→ **Task prompt**:
Copy each line below in which the word "HTTPdemo" occurs.

[Web page and app entries]

..............................

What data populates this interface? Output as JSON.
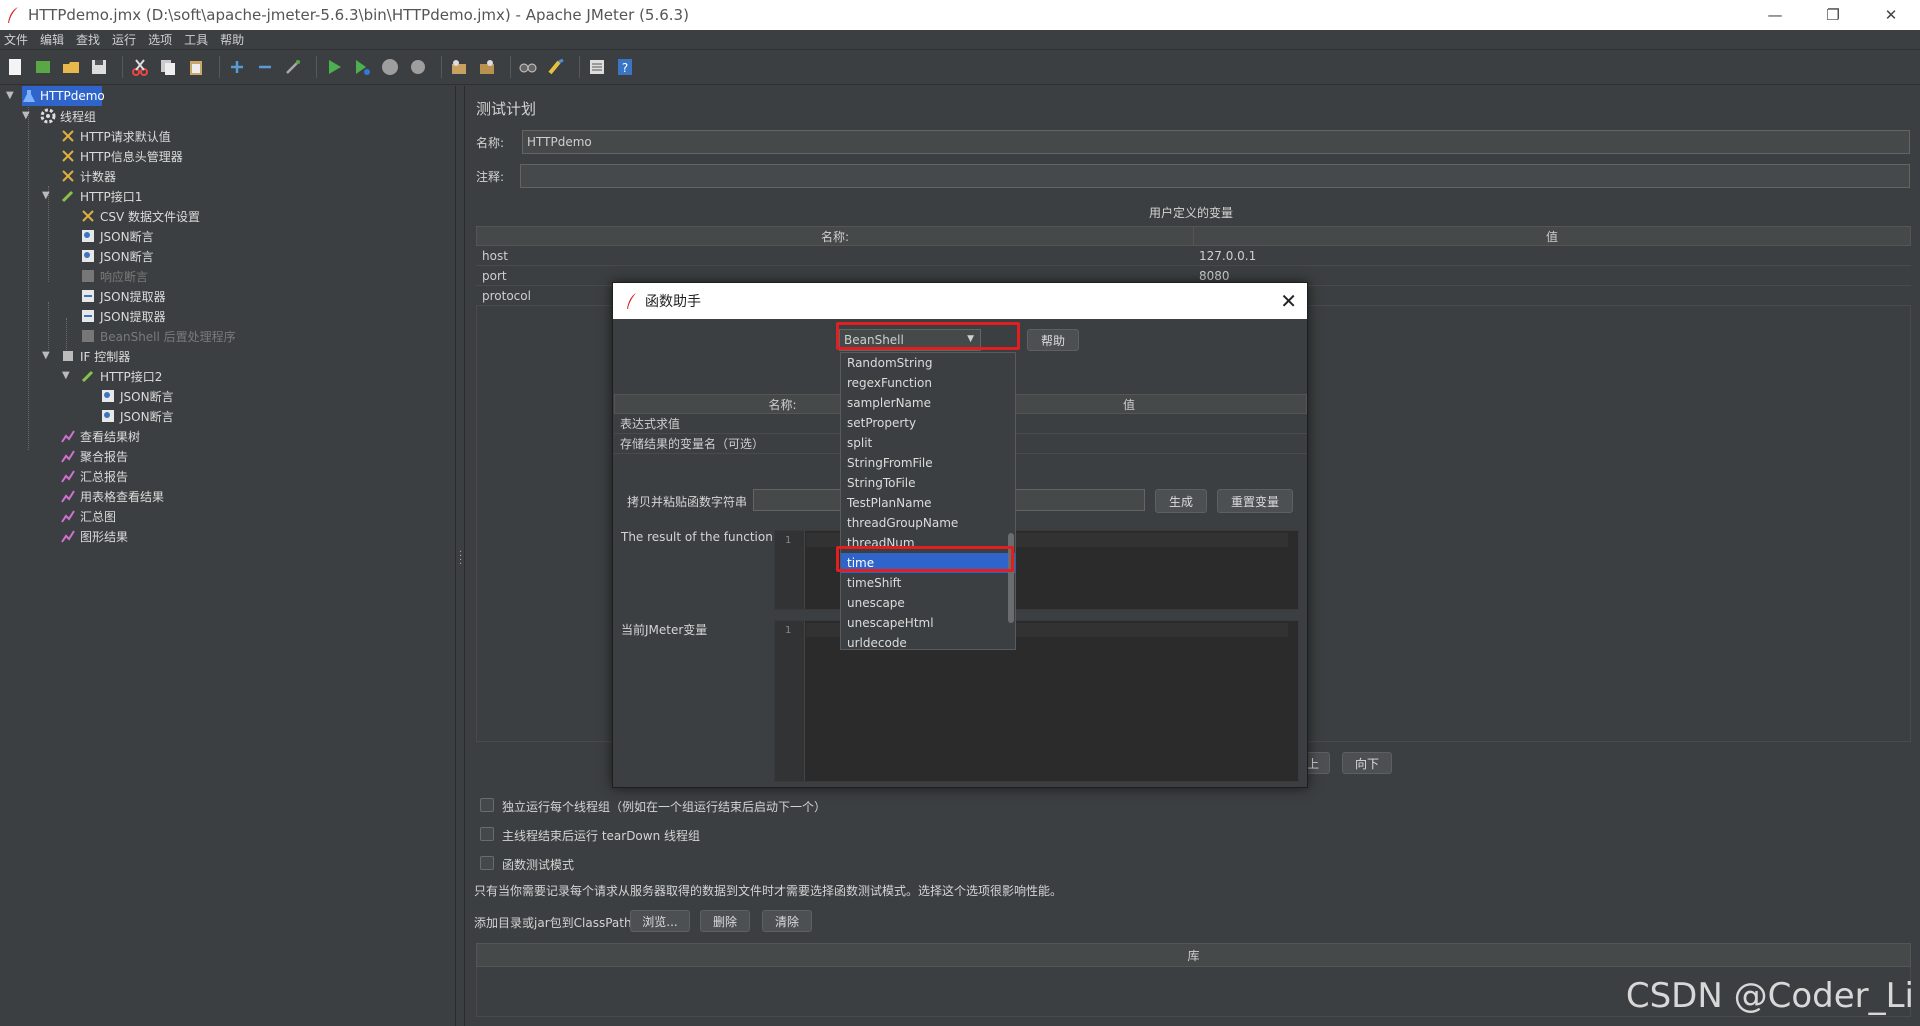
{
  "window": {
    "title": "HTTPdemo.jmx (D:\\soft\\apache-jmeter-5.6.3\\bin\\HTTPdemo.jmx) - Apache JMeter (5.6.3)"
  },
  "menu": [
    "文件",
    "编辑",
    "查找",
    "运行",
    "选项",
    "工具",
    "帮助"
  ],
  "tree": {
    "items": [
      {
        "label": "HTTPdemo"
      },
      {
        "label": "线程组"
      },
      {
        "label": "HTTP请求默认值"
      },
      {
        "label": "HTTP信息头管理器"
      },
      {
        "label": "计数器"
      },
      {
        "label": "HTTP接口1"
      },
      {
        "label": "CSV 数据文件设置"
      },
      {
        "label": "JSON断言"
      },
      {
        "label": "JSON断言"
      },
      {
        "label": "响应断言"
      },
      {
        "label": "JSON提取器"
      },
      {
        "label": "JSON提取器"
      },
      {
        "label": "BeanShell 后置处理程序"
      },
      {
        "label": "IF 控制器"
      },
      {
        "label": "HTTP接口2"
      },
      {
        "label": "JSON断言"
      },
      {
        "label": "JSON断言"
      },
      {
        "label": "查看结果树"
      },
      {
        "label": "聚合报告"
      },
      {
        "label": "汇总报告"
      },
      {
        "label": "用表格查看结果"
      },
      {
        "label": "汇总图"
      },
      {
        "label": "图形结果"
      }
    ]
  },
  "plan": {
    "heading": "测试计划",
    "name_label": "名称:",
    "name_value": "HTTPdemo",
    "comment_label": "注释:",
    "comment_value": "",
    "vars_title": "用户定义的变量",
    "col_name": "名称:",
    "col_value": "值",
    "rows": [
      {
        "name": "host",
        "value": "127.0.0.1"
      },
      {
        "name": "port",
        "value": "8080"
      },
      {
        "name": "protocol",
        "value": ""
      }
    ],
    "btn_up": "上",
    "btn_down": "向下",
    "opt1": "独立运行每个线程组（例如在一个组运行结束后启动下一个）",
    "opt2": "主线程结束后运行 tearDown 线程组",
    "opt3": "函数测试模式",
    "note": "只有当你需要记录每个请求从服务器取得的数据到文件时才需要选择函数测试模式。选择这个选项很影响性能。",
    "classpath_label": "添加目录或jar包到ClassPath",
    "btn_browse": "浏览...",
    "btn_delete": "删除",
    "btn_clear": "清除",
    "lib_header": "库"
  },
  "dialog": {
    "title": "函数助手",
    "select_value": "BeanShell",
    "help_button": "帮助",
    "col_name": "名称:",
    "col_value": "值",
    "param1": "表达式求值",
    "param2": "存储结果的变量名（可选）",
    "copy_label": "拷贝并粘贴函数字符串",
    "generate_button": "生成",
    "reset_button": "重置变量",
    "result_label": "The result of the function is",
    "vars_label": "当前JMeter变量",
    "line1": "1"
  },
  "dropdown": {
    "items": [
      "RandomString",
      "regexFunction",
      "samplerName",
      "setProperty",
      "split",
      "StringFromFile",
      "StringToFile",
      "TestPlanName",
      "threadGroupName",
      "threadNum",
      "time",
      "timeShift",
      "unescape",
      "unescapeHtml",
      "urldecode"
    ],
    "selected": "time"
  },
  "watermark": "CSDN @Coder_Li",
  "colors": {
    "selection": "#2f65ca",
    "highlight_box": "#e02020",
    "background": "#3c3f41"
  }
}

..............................

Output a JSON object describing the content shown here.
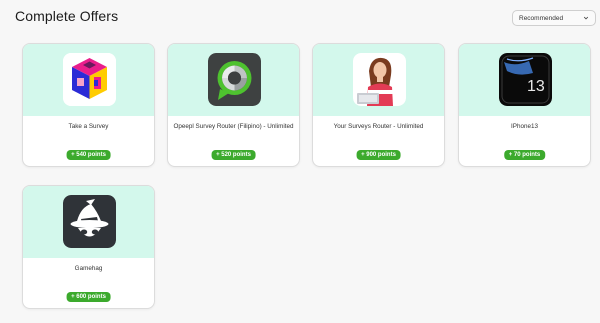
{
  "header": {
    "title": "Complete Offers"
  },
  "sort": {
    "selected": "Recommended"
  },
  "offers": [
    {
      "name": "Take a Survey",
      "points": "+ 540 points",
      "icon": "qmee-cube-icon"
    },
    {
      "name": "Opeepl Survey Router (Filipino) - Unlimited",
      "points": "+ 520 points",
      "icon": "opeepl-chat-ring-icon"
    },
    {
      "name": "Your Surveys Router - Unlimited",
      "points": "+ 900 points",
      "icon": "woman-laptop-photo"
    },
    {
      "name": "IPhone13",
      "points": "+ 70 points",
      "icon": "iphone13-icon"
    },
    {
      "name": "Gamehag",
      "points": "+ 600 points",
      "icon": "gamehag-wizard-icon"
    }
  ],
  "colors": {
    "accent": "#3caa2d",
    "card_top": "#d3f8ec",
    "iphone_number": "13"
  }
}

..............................

→ **Finished exercise**:
    "title": "HTTPdemo.jmx (D:\\soft\\apache-jmeter-5.6.3\\bin\\HTTPdemo.jmx) - Apache JMeter (5.6.3)"
        "label": "HTTPdemo"
    "name_value": "HTTPdemo",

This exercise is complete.